NCI R21 CA279068 GPU-based SPECT Reconstruction Using Reverse Monte Carlo Simulations
Interest in applications of radiopharmaceutical conjugates has notably increased in the last few years for the treatment of a variety of cancers. These conjugates are composed of chelators to target cancer cells and radionuclides to employ the cytotoxicity of ionizing radiation. Radiation dosimetry is required to determine the dosages, efficacy, and safety of these treatments, and 3D quantitative imaging of the biodistribution of activity represents the best tool to perform dosimetry. For most radionuclides employed (non-positron-emitters), SPECT imaging is needed for patient-specific dosimetry.
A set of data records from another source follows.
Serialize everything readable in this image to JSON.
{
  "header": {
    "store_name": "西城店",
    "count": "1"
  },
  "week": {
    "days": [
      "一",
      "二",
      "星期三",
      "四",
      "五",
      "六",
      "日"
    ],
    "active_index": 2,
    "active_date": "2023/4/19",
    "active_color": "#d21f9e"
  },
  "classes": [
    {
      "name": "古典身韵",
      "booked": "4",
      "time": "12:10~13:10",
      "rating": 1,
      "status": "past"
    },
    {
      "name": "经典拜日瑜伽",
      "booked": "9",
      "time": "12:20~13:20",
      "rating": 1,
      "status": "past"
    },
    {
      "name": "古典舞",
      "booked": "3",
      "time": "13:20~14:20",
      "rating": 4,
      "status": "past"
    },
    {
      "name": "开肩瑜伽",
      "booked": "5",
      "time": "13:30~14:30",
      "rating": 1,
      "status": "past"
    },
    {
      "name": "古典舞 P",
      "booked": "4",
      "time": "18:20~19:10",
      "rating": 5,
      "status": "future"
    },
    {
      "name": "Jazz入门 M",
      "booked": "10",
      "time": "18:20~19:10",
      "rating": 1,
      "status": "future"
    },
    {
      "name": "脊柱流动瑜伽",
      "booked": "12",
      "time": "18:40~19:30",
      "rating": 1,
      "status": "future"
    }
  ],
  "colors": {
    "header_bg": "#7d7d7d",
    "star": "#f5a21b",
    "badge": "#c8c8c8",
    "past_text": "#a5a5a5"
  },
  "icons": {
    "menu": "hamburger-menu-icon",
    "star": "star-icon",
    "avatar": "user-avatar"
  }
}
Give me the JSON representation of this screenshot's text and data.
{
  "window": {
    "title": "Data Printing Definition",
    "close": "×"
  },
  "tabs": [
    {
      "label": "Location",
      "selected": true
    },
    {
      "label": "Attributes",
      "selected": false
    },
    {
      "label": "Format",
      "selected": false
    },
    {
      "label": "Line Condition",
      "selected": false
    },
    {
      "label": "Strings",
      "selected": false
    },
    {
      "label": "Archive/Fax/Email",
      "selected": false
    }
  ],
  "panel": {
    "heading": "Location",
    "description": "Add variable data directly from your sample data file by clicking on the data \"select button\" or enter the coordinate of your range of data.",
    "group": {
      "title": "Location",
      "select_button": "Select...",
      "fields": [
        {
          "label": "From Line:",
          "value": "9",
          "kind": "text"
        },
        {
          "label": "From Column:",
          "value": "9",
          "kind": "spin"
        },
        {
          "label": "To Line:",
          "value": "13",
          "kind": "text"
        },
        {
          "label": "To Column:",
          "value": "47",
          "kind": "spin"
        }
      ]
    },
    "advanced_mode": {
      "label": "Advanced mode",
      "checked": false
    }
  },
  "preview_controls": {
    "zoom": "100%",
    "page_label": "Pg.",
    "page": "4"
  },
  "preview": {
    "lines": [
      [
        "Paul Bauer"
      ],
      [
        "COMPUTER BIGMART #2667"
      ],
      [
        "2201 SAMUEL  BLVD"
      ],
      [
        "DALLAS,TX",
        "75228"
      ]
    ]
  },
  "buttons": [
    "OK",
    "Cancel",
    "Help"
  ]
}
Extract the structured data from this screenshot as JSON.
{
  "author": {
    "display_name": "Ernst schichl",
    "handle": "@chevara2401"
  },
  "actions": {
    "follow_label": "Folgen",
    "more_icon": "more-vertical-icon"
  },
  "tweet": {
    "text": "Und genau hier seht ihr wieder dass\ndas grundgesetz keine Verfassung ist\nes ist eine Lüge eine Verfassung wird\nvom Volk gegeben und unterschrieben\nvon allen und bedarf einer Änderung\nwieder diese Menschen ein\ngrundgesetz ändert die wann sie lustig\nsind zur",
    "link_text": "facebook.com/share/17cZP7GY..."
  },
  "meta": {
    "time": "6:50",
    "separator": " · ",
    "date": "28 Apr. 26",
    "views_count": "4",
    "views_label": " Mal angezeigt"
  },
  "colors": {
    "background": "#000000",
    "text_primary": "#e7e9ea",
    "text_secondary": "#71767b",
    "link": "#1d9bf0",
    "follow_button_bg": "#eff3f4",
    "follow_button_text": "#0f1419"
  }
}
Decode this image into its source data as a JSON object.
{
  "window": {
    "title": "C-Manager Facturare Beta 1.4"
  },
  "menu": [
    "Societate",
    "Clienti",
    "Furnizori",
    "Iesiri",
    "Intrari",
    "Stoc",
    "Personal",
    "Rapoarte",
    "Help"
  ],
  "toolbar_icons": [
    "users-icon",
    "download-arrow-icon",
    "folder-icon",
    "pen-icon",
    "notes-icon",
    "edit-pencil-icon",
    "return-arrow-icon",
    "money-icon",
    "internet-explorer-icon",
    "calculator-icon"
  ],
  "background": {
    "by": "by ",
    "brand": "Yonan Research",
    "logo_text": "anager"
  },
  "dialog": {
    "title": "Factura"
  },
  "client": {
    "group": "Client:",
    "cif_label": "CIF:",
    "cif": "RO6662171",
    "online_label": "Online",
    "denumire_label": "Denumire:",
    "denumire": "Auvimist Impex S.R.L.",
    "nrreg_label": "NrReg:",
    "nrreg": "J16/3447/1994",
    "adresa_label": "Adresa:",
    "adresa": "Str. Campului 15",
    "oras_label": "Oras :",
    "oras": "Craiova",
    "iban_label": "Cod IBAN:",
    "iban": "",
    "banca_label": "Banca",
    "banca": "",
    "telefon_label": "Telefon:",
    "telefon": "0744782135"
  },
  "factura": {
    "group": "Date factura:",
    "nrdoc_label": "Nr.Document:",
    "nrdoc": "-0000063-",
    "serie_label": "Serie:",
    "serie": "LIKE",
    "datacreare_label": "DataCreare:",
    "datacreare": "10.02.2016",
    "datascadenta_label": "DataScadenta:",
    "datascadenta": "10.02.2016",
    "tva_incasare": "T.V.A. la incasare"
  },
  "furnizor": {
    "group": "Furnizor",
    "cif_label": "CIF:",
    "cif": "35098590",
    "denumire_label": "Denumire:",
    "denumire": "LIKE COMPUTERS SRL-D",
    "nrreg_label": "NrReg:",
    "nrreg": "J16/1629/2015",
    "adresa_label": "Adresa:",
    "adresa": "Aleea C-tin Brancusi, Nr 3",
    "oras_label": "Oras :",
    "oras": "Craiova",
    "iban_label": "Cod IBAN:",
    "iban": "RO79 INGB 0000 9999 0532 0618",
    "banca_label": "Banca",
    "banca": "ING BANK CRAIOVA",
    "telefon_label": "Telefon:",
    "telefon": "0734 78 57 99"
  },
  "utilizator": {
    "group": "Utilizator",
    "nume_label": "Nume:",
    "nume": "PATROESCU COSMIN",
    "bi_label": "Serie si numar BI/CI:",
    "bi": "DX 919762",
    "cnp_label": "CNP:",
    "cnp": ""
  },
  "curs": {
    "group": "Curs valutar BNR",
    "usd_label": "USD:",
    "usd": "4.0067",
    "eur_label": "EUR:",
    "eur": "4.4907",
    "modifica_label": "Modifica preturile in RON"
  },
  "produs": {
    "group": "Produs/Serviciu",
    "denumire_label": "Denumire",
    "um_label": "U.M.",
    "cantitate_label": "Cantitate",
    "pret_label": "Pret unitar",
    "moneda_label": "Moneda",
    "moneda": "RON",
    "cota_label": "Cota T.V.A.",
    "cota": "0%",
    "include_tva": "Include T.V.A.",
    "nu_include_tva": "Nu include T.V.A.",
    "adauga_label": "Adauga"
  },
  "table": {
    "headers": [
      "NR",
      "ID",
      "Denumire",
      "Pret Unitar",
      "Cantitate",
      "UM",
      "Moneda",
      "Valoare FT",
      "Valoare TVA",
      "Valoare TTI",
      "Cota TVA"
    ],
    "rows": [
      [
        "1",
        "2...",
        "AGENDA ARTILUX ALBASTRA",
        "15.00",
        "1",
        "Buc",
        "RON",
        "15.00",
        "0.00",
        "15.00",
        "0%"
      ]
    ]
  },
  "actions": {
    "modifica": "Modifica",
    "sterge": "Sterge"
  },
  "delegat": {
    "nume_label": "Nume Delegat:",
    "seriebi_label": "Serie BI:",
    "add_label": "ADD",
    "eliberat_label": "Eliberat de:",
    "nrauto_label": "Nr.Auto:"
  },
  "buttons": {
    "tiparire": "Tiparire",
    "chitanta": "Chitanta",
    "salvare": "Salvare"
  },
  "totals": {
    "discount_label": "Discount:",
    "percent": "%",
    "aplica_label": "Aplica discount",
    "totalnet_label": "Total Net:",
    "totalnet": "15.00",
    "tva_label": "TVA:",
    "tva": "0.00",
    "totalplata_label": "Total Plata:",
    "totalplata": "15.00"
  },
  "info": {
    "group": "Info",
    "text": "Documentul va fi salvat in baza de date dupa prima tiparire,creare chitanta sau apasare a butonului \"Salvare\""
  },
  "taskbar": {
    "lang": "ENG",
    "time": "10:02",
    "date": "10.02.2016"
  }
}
However, multiple physical factors affect SPECT image quality, such as attenuation, scattering, or the response collimator-detector system in SPECT scans. To account for them, Monte Carlo techniques can be used due to their remarkable accuracy in representing physical processes relevant to the transport of ionizing radiation. In particular, 3D SPECT reconstruction from the acquired bidimensional projections may be obtained by transporting backward the photons detected in the gamma camera projections, although many photons to be reversely transported require specially optimized architecture and simulations. This project will develop a new reverse Monte Carlo software for SPECT reconstruction, built from scratch in the GPU to speed up simulations. First, only the relevant reverse physical processes will be selected and modeled using inverse processes of the well-characterized TOPAS Monte Carlo code for radiation transport. Then, specific properties of collimator-detector systems will be integrated into our code to determine the angular distributions for the photons detected. Finally, these developments will be integrated into a GPU-based platform and shared with the Informatics Technology for Cancer Research program at NCI for further results of specific commercial SPECT scans from the research community.
NCI contract 2020A003480 Monte Carlo for Pediatric Proton Epidemiology